Triazophos-induced toxicity in zebrafish: miRNA-217 inhibits nup43

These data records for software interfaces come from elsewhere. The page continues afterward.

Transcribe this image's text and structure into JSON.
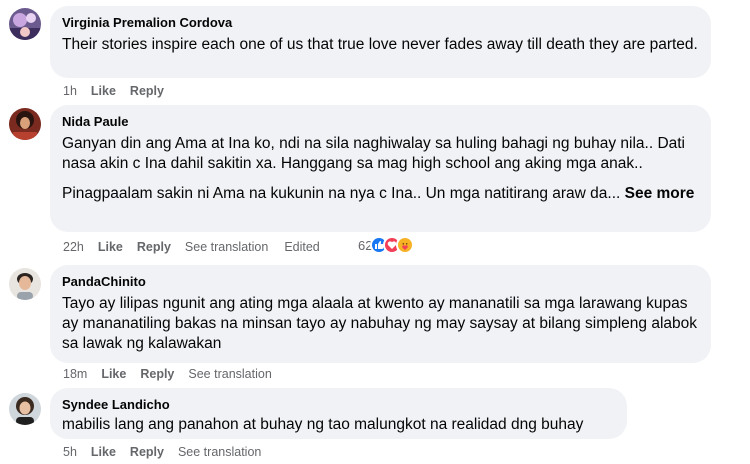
{
  "colors": {
    "bubble": "#f0f2f5",
    "meta_text": "#65676b",
    "like_blue": "#1877f2",
    "heart_red": "#f33e58",
    "care_yellow": "#f7b125"
  },
  "comments": [
    {
      "author": "Virginia Premalion Cordova",
      "paragraphs": [
        "Their stories inspire each one of us that true love never fades away till death they are parted."
      ],
      "time": "1h",
      "like": "Like",
      "reply": "Reply"
    },
    {
      "author": "Nida Paule",
      "paragraphs": [
        "Ganyan din ang Ama at Ina ko, ndi na sila naghiwalay sa huling bahagi ng buhay nila.. Dati nasa akin c Ina dahil sakitin xa. Hanggang sa mag high school ang aking mga anak..",
        "Pinagpaalam sakin ni Ama na kukunin na nya c Ina.. Un mga natitirang araw da..."
      ],
      "see_more": "See more",
      "time": "22h",
      "like": "Like",
      "reply": "Reply",
      "see_translation": "See translation",
      "edited": "Edited",
      "reaction_count": "62",
      "reaction_icons": [
        "like-icon",
        "heart-icon",
        "care-icon"
      ]
    },
    {
      "author": "PandaChinito",
      "paragraphs": [
        "Tayo ay lilipas ngunit ang ating mga alaala at kwento ay mananatili sa mga larawang kupas ay mananatiling bakas na minsan tayo ay nabuhay ng may saysay at bilang simpleng alabok sa lawak ng kalawakan"
      ],
      "time": "18m",
      "like": "Like",
      "reply": "Reply",
      "see_translation": "See translation"
    },
    {
      "author": "Syndee Landicho",
      "paragraphs": [
        "mabilis lang ang panahon at buhay ng tao malungkot na realidad dng buhay"
      ],
      "time": "5h",
      "like": "Like",
      "reply": "Reply",
      "see_translation": "See translation"
    }
  ]
}
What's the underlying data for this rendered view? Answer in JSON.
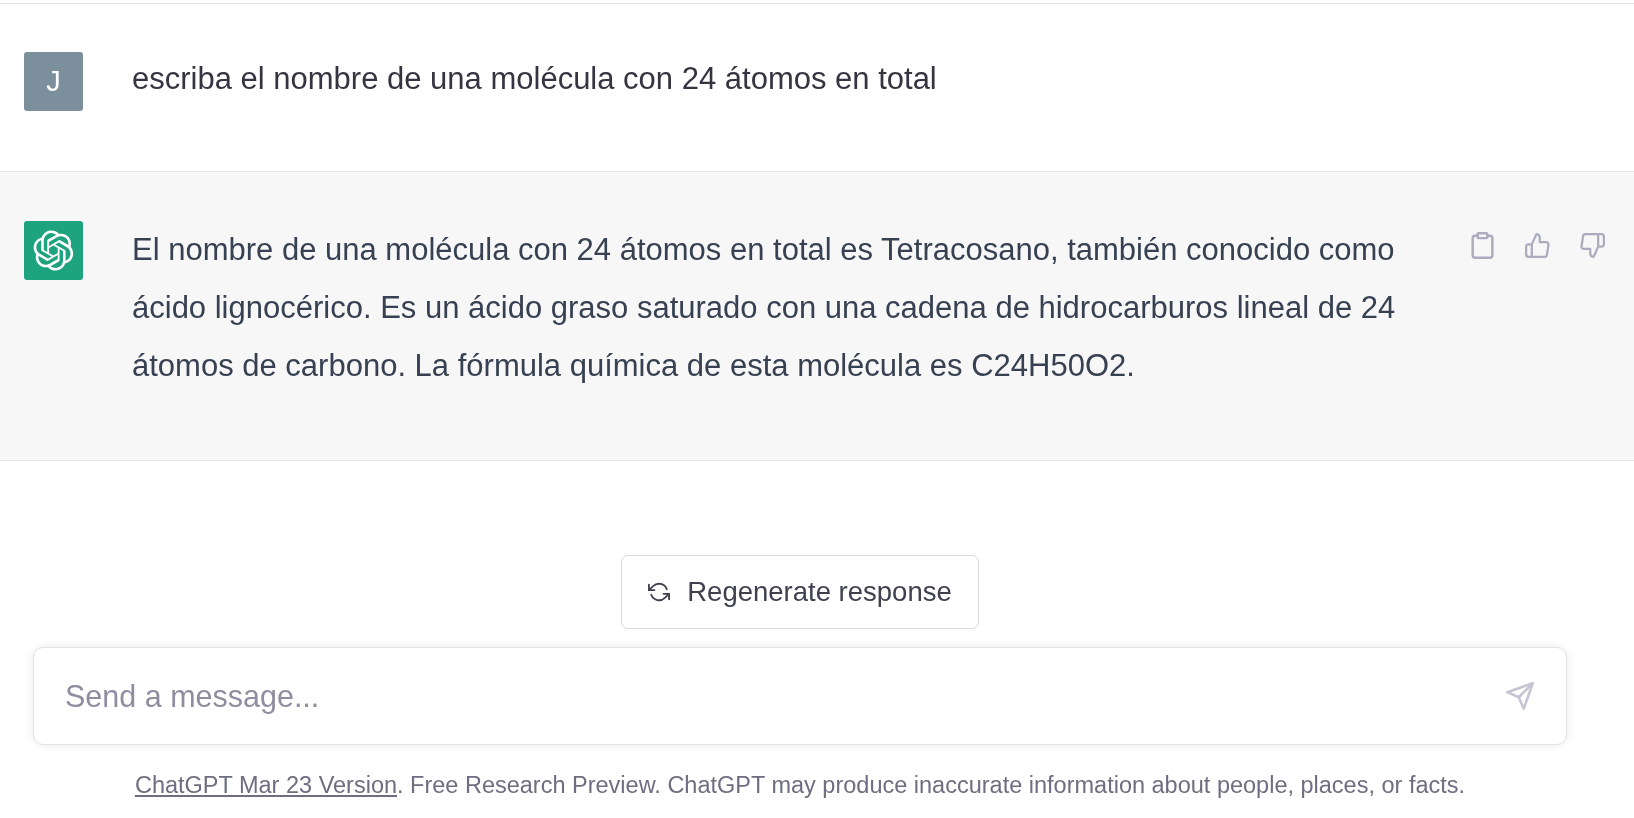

Triazophos is a highly toxic organophosphorus pesticide, causing acute toxicity to brain tissue, and neurotoxicity and embryotoxicity to animals. Therefore, triazophos is considered as a public health problem due to its acute hazard index. MicroRNAs (miRNAs), a class of endogenous noncoding RNAs, can regulate the expression of target gene(s) by mediating mRNA cleavage or translational repression in organisms exposed to environmental chemicals. We found that nup43 is targeted by miR-217, which was significantly regulated in adult zebrafish (Danio rerio) exposed to triazophos (phenyl-1,2,4-triazolyl-3-(o,o-diethyl thionophosphate)). The expression of nup43 in both mRNA and protein levels was downregulated in a dose-dependent manner upon stimulation with triazophos. A dual luciferase reporter assay demonstrated that miR-217 interacted with the 3′-untranslated regions (3′-UTR) of nup43. The expression of nup43 in both mRNA and protein level was reduced in ZF4 cells when transfected with an miR-217 mimic, but increased when transfected with an miR-217 inhibitor. As a result, nup43 is targeted by miR-217 upon triazophos exposure. We suggest that miR-217 could be a potential toxicological biomarker for triazophos.